## TASK GOAL
Copy out, from the entries below, each line that holds the string "Building".

─── PROVIDED INFORMATION

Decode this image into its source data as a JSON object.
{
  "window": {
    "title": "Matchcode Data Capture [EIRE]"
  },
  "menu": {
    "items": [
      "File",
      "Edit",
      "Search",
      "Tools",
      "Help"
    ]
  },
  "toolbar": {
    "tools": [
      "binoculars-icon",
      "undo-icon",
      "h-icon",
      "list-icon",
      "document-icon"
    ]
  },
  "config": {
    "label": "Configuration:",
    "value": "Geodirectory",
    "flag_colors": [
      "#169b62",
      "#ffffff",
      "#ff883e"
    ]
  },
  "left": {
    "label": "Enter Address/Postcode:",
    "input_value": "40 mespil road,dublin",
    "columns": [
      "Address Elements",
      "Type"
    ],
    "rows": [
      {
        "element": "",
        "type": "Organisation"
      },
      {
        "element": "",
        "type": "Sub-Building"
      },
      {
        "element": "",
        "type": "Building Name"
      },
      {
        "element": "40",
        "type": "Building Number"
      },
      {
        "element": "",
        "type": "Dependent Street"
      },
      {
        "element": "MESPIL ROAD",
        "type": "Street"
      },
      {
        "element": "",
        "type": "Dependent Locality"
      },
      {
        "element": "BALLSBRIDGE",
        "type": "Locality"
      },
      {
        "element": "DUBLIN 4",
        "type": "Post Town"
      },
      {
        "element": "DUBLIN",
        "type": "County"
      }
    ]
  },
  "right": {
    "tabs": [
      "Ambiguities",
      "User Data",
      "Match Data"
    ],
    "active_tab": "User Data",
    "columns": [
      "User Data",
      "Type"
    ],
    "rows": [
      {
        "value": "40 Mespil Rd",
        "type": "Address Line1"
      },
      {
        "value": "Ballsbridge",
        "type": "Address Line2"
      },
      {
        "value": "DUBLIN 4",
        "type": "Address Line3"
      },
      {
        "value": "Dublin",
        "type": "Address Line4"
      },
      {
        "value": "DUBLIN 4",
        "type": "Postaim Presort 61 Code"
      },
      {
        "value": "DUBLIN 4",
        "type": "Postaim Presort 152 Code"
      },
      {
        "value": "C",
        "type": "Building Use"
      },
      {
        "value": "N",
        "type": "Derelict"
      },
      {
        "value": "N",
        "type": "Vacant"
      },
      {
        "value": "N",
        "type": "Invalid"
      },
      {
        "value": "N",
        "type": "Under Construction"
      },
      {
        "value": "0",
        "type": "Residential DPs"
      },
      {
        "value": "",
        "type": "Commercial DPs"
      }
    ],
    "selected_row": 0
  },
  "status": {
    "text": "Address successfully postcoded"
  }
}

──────

## TASK RESULT
        "type": "Sub-Building"
        "type": "Building Name"
        "type": "Building Number"
        "type": "Building Use"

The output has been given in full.